At a recent meeting of the minds of channel professionals, one of the biggest questions on their lips was “how far should they go in helping their channel partners through these tough times?” My POV-You can go far without too much effort.
Interesting times, these. In economic downturns manufactures react by scaling back their own workforce to try to offset any forseen loss in revenue. A natural (but not necessarily universal) fallout to that is an even greater reliance on their channel partners. Problem is, there are less resources available to capitalize on this need, including less direct support through the vendor’s channel reps (less reps, means more partners per rep, which in turn means less 1:1 time with partners) and program budgets get scaled back…often waaaay back. In spite of the manufacturers own cutbacks, many are questioning how far they can, or rather “should”, extend themselves to help assure partner viability through these tough times-up to, an including, bankrolling partners through the downturn. I say, you may not have to go that far. In fact, a little can go a long way.
Cash Flow is the number #1 concern of most resellers, and indeed most businesses. You can assist your partners in their cash flow needs with very simple changes. This includes little things like prompt payment of Co-op reimbursements or other rewards. For many reasons which may seem valid, many vendors take from 30-90 days to reimburse partners for certain activities-many of which may have been already pre-funded by the partner themselves.

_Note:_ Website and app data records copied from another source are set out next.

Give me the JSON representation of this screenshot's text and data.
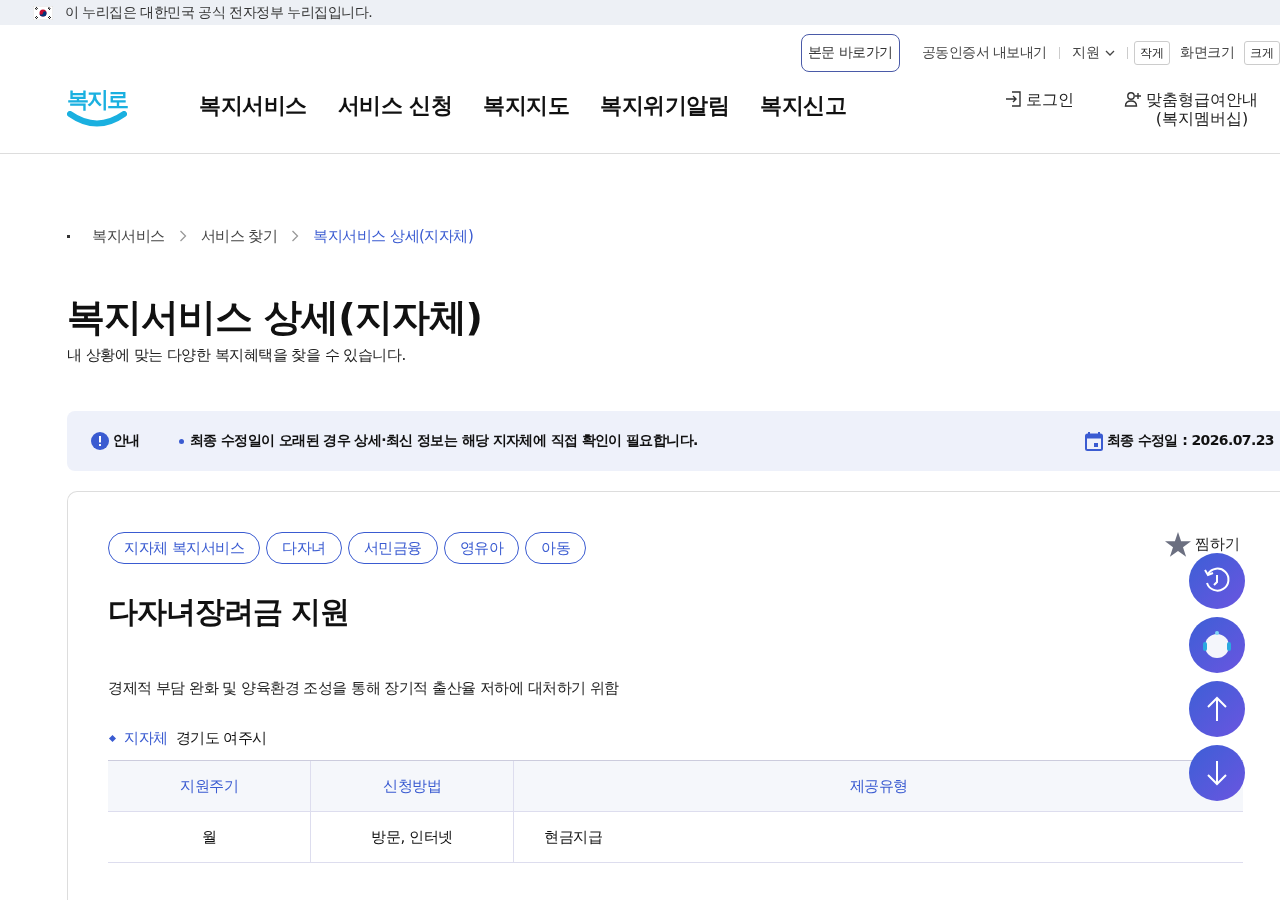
{
  "gov_banner": {
    "text": "이 누리집은 대한민국 공식 전자정부 누리집입니다."
  },
  "header": {
    "logo": "복지로",
    "utility": [
      {
        "kind": "skip",
        "label": "본문 바로가기"
      },
      {
        "kind": "link",
        "label": "공동인증서 내보내기"
      },
      {
        "kind": "dropdown",
        "label": "지원"
      },
      {
        "kind": "size",
        "label": "작게"
      },
      {
        "kind": "text",
        "label": "화면크기"
      },
      {
        "kind": "size",
        "label": "크게"
      }
    ],
    "nav": [
      "복지서비스",
      "서비스 신청",
      "복지지도",
      "복지위기알림",
      "복지신고"
    ],
    "account": [
      {
        "kind": "login",
        "lines": [
          "로그인"
        ]
      },
      {
        "kind": "join",
        "lines": [
          "맞춤형급여안내",
          "(복지멤버십)"
        ]
      }
    ]
  },
  "breadcrumb": [
    {
      "label": "복지서비스",
      "selected": false
    },
    {
      "label": "서비스 찾기",
      "selected": false
    },
    {
      "label": "복지서비스 상세(지자체)",
      "selected": true
    }
  ],
  "page": {
    "title": "복지서비스 상세(지자체)",
    "subtitle": "내 상황에 맞는 다양한 복지혜택을 찾을 수 있습니다."
  },
  "notice": {
    "label": "안내",
    "message": "최종 수정일이 오래된 경우 상세·최신 정보는 해당 지자체에 직접 확인이 필요합니다.",
    "date": "최종 수정일 : 2026.07.23"
  },
  "card": {
    "tags": [
      "지자체 복지서비스",
      "다자녀",
      "서민금융",
      "영유아",
      "아동"
    ],
    "favorite": {
      "label": "찜하기",
      "on": false
    },
    "title": "다자녀장려금 지원",
    "description": "경제적 부담 완화 및 양육환경 조성을 통해 장기적 출산율 저하에 대처하기 위함",
    "region": {
      "label": "지자체",
      "value": "경기도 여주시"
    },
    "table": {
      "columns": [
        "지원주기",
        "신청방법",
        "제공유형"
      ],
      "rows": [
        [
          "월",
          "방문, 인터넷",
          "현금지급"
        ]
      ]
    }
  },
  "floating": [
    {
      "kind": "history"
    },
    {
      "kind": "chatbot"
    },
    {
      "kind": "up"
    },
    {
      "kind": "down"
    }
  ]
}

Without going as far as extending credit terms, you can improve their cashflow tremendously through this small change.
Another idea is to focus on key partners only. During tough times, there is no time like the present to determine which partners are the “keepers” and which ones are the “losers”. Somewhere in the middle are the “Maintenance” partners-those that won’t grow without a disproportionate investment, but are otherwise significant enough not to lose. We say focus your attention on the keepers.
As part of that process, now would be a good time to review the business plans of the “keepers” and make sure that those plans are still sound for the pending economic realities of ’09. I hear “the worst is yet to come” all the time. Despite being a basic business discipline, most partner companies are not good a business planning. Working with key partners to help them evolve their plan to address the new realities may not cost you much if you approach it right.
Finally, there has been a lot of discussion about how distributors should change their business models to address downturn to help protect, and even support, their vendors revenue during the downturn. I hear strong opinions on both sides of that fence, from “Distributors are closer to the needs of the reseller and local markets” to, “Distributors are only good a providing logistics, not adding value”. I’d be interested in which side of this fence you are on and why.